Some patients have had their procedure cancelled several times, even though their poor health means the surgery is urgent. Others have had operations cancelled on the day they were scheduled to take place.
Doctors’ leaders and the Patients Association have expressed alarm at the cancellations. They warned that very ill patients could die as a result and questioned whether the NHS can still offer timely acute care all year round.
Hospitals say that the NHS’s limited supply of intensive care beds has forced them to prioritise flu patients at risk of dying before surgery over other very sick people, including those with cancer and heart problems.
More than 190 people in the UK have died so far in this year’s flu outbreak, the worst since 2009-10, with thousands of others being admitted to hospital, often to an intensive care or high dependency unit.
NHS England took the unprecedented step of allowing hospitals to cancel tens of thousands of planned operations this winter in order to free up beds, given the extra demand for treatment.

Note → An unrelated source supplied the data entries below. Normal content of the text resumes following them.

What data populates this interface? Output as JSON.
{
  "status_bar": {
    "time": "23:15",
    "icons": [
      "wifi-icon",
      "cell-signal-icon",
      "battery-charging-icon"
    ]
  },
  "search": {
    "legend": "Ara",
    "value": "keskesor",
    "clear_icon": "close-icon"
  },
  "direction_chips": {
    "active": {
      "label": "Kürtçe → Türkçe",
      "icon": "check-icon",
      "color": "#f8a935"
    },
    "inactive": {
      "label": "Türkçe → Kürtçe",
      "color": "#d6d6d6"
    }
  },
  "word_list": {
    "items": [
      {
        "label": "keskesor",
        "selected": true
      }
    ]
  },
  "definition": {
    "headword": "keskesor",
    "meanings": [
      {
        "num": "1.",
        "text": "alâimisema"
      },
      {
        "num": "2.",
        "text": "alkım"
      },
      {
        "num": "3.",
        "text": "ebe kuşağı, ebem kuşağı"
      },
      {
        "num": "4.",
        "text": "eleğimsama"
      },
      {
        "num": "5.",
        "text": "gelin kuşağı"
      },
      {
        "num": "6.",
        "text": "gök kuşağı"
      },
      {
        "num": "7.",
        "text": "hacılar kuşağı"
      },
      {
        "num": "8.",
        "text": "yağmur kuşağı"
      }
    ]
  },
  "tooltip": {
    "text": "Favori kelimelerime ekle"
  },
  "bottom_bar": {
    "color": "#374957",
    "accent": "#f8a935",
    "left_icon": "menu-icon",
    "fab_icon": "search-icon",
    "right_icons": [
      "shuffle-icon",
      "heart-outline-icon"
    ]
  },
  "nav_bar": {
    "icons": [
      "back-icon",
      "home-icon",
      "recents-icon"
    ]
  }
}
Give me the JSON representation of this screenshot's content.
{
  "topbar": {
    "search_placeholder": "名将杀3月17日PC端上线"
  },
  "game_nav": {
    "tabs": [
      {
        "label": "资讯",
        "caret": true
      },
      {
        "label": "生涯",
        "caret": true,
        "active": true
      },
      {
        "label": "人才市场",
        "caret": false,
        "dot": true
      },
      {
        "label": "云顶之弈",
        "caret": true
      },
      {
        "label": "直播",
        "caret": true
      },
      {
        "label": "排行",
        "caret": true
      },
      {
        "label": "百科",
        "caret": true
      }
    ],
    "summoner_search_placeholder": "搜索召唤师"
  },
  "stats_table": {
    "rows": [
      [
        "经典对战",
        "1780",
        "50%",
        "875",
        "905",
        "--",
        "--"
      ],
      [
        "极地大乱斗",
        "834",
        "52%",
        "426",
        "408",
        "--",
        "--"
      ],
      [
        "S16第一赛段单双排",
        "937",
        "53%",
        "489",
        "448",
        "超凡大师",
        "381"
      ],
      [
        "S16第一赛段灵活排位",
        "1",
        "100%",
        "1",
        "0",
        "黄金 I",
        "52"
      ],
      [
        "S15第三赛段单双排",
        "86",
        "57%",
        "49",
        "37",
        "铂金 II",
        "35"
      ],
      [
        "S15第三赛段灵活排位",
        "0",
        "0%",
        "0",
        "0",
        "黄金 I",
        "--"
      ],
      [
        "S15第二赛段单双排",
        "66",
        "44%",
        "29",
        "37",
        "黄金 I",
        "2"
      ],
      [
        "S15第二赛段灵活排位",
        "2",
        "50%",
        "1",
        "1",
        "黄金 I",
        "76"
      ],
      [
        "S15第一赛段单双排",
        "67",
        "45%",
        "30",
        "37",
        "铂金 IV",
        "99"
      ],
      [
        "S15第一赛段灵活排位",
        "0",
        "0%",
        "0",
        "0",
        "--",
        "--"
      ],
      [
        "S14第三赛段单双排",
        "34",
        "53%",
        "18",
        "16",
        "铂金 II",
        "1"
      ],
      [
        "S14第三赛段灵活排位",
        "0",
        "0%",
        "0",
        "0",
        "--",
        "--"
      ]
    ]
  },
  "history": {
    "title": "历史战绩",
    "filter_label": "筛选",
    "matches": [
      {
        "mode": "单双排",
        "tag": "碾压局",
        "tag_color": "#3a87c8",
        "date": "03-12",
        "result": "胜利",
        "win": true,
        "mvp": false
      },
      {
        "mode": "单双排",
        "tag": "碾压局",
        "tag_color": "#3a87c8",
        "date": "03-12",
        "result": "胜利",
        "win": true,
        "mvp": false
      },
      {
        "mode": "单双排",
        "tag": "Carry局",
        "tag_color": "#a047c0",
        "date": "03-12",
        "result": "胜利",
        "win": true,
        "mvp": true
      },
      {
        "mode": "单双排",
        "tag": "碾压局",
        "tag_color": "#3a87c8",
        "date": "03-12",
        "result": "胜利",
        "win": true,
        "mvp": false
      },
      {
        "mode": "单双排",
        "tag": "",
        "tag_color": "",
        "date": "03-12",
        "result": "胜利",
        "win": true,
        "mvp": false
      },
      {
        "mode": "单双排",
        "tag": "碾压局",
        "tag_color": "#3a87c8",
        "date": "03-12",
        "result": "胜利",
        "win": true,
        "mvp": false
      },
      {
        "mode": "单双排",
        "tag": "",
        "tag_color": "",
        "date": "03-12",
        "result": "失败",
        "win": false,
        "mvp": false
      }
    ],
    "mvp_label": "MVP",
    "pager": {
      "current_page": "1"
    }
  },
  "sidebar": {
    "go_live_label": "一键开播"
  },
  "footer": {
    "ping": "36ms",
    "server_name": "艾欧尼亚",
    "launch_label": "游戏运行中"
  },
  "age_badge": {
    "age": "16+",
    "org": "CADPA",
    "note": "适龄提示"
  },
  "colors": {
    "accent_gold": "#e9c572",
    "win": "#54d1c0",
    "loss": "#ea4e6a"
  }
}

It was made clear to them on both 21 December and 2 January that “cancer operations and time-critical procedures should go ahead as planned”.
However, since the start of December, acute trusts in England have cancelled up to 91 operations each for patients with cancer, heart problems or an aortic aneurysm – a bulge in one of the body’s major vessels that, unless repaired quickly, can burst and kill.